MANILA, Philippines – Typhoon Inday (Muifa) started moving away from the Philippines at just 10 kilometers per hour (km/h) on Sunday afternoon, September 11.
The typhoon was located 360 kilometers northeast of Itbayat, Batanes, heading north northwest, the Philippine Atmospheric, Geophysical, and Astronomical Services Administration (PAGASA) said in its 5 pm bulletin on Sunday.
After gradually intensifying since Saturday, September 10, Inday had maximum sustained winds of 165 km/h and gustiness of up to 205 km/h as of Sunday afternoon.
PAGASA said gusty conditions may be experienced in extreme Northern Luzon on Monday, September 12, “due to the channeling of the typhoon circulation in the Luzon Strait.”
So far, tropical cyclone wind signals have not been raised due to Inday.
The weather bureau added that the typhoon remains “less likely” to bring heavy rain to the country.
But its outermost rainbands may trigger scattered rain showers and thunderstorms in the province of Batanes.
The southwest monsoon or hanging habagat, weaker on Sunday compared to Saturday, may also cause isolated rain in the western parts of Central Luzon and Southern Luzon.
Meanwhile, PAGASA issued a gale warning for the seaboards of Batanes and Babuyan Islands at 5 pm on Sunday. Seas are rough, with waves 2.8 to 4 meters high.
The weather bureau advised fishing boats and other small vessels not to sail, and larger vessels to watch out for big waves.
Moderate to rough seas may also be seen in the eastern seaboard and the rest of the northern seaboard of Northern Luzon, with waves 1.2 to 3 meters high. Conditions could be risky for small vessels.

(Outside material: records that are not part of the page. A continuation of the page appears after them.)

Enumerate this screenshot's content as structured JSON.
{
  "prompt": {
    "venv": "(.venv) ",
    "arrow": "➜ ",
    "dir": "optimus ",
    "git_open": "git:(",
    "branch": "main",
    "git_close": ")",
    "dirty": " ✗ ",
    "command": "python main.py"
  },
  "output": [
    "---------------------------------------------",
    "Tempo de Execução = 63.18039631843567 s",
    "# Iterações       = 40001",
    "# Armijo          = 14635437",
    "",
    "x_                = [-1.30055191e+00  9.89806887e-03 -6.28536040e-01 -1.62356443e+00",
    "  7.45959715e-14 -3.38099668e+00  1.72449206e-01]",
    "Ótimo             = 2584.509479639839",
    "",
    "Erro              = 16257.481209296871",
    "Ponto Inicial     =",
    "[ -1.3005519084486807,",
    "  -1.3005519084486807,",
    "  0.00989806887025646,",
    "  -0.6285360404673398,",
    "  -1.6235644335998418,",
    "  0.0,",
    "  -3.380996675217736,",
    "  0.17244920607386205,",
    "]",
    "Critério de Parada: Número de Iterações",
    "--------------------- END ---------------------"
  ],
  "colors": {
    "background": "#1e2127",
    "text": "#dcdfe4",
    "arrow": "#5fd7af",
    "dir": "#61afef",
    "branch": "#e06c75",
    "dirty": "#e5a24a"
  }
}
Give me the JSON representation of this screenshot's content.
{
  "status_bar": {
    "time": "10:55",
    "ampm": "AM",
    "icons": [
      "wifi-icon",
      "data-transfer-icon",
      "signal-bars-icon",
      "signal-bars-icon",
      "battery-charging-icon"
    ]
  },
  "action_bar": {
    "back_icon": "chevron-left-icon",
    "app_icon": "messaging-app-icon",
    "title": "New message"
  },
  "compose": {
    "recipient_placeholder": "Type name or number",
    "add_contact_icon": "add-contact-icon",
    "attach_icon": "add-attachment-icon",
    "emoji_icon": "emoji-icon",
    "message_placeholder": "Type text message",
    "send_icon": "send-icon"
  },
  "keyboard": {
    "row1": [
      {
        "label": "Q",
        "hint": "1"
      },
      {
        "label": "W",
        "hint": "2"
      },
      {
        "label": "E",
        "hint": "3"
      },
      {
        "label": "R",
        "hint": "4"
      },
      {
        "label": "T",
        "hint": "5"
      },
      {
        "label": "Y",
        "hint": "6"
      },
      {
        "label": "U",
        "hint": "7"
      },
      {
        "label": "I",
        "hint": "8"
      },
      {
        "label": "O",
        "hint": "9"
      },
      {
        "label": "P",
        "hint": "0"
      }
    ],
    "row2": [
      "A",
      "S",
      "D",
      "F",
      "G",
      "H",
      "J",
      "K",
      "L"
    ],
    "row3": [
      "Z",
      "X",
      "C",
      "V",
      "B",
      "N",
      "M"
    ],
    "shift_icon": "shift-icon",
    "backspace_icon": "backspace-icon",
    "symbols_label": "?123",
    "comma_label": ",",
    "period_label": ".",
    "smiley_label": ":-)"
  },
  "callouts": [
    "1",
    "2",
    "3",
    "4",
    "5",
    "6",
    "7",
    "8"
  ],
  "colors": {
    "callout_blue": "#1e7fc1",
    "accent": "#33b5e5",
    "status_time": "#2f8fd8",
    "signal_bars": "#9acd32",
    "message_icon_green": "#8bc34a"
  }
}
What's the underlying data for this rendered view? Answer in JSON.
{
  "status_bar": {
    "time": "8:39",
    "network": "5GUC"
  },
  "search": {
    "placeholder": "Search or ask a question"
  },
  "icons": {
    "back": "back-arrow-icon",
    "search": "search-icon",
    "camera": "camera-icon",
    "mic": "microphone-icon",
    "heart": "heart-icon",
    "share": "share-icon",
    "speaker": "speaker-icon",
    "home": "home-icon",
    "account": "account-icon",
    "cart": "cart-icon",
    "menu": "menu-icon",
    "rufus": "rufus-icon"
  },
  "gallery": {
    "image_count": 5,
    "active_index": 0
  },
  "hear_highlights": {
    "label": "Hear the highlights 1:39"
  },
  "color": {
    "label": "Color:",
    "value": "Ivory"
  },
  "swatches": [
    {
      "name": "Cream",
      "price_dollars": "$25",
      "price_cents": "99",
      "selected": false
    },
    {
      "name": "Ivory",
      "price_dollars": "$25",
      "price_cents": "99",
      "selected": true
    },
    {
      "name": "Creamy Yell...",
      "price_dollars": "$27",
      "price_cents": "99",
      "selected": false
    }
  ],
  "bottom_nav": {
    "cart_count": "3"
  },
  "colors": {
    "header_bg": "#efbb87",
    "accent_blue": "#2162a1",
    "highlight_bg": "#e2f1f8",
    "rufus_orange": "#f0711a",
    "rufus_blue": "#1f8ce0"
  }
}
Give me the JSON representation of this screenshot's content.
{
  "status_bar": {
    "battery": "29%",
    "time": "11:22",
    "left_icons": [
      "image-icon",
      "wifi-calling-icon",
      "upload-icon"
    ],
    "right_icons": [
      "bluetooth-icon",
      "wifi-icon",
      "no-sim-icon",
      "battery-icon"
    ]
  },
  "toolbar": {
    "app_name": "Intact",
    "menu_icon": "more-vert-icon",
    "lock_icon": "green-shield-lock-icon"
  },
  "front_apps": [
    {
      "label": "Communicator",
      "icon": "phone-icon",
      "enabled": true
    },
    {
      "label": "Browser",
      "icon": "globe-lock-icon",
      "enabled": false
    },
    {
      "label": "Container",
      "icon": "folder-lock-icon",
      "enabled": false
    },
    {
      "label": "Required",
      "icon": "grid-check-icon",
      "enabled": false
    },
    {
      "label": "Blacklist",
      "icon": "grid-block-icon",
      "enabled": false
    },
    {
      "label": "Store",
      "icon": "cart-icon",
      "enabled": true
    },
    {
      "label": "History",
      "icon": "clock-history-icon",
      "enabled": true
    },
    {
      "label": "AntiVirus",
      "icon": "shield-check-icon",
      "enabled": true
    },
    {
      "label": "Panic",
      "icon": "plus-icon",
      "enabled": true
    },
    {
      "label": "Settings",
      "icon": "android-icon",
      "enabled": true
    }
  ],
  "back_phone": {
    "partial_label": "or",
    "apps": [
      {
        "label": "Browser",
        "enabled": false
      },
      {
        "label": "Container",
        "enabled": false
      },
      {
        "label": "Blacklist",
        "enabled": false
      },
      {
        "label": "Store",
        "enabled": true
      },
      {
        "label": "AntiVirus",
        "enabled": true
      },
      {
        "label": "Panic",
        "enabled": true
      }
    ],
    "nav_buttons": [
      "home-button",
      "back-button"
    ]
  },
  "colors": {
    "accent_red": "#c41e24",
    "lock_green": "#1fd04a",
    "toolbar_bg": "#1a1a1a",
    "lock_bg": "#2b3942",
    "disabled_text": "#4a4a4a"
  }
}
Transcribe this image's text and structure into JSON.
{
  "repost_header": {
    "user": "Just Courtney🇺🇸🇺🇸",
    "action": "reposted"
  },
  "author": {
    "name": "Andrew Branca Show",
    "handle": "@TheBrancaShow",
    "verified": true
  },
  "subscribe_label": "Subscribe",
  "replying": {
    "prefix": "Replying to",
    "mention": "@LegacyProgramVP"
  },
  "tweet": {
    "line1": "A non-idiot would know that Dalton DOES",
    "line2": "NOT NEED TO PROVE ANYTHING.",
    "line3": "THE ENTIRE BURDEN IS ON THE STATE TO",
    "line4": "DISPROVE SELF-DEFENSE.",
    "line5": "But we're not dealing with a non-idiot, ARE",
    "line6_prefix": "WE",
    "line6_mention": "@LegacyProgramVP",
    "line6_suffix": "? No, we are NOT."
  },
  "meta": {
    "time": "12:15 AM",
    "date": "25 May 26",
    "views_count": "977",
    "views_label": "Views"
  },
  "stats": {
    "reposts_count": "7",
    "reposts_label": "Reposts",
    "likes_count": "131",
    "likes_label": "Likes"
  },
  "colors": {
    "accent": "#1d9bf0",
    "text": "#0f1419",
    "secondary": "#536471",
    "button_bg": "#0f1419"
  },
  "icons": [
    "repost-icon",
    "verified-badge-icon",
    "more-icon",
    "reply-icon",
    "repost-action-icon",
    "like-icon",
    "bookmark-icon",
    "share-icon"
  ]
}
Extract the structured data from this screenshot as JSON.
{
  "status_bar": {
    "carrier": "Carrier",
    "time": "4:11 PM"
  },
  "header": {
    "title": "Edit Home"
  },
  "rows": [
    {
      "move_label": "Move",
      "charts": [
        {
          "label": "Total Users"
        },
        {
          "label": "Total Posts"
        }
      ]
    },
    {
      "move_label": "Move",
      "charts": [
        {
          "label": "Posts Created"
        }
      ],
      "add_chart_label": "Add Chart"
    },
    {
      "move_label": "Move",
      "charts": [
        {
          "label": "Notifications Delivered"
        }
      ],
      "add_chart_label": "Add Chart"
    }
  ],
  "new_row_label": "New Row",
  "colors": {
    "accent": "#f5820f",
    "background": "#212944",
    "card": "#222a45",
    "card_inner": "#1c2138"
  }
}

PAGASA expects Inday to slowly move north northwest in the next 12 hours, or until early Monday, before turning north toward Japan’s Yaeyama Islands.
The typhoon could still intensify until Monday morning, but may start weakening late Monday or on Tuesday, September 13, due to “the slightly cooler waters east of Taiwan.”
Inday’s projected exit from the Philippine Area of Responsibility (PAR) is on Tuesday morning or afternoon.
Inday is the Philippines’ ninth tropical cyclone for 2022 and the first for September.
PAGASA also announced that it is monitoring a low pressure area (LPA) outside PAR, which may develop into a tropical depression within three days.
As of Sunday afternoon, the LPA was 2,045 kilometers east northeast of extreme Northern Luzon.
The weather bureau said the potential tropical cyclone, if enters PAR, may only stay near the PAR northeastern boundary.
The next tropical cyclone name on PAGASA’s list is Josie.
PAGASA expects 7 to 11 tropical cyclones to enter or develop inside PAR from September 2022 to February 2023. Per month, these are the weather bureau’s estimates:
- September 2022 – 2 or 3
- October 2022 – 2 to 4
- November 2022 – 2 or 3
- December 2022 – 1 or 2
- January 2023 – 0 or 1
- February 2023 – 0 or 1